The complete set of records should be given again verbatim.

(Data records)

****

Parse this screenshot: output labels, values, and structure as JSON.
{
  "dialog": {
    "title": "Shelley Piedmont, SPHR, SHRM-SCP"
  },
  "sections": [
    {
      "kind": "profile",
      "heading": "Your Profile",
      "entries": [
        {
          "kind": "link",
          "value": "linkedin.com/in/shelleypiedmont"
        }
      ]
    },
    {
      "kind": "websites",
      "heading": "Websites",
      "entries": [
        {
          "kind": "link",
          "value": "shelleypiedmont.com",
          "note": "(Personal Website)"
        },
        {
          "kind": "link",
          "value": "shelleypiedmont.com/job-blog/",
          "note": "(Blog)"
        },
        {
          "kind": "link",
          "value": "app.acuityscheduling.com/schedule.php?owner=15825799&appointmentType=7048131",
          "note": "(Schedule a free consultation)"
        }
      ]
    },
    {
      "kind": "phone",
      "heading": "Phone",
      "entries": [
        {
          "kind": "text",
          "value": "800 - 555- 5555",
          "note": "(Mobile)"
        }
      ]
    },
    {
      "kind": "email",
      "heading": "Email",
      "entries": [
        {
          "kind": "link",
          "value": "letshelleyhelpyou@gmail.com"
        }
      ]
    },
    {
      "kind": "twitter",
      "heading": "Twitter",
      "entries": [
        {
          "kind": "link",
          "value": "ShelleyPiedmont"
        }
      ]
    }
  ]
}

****

■ Answer section ■
Parse this screenshot: output labels, values, and structure as JSON.
{
  "dialog": {
    "title": "Shelley Piedmont, SPHR, SHRM-SCP"
  },
  "sections": [
    {
      "kind": "profile",
      "heading": "Your Profile",
      "entries": [
        {
          "kind": "link",
          "value": "linkedin.com/in/shelleypiedmont"
        }
      ]
    },
    {
      "kind": "websites",
      "heading": "Websites",
      "entries": [
        {
          "kind": "link",
          "value": "shelleypiedmont.com",
          "note": "(Personal Website)"
        },
        {
          "kind": "link",
          "value": "shelleypiedmont.com/job-blog/",
          "note": "(Blog)"
        },
        {
          "kind": "link",
          "value": "app.acuityscheduling.com/schedule.php?owner=15825799&appointmentType=7048131",
          "note": "(Schedule a free consultation)"
        }
      ]
    },
    {
      "kind": "phone",
      "heading": "Phone",
      "entries": [
        {
          "kind": "text",
          "value": "800 - 555- 5555",
          "note": "(Mobile)"
        }
      ]
    },
    {
      "kind": "email",
      "heading": "Email",
      "entries": [
        {
          "kind": "link",
          "value": "letshelleyhelpyou@gmail.com"
        }
      ]
    },
    {
      "kind": "twitter",
      "heading": "Twitter",
      "entries": [
        {
          "kind": "link",
          "value": "ShelleyPiedmont"
        }
      ]
    }
  ]
}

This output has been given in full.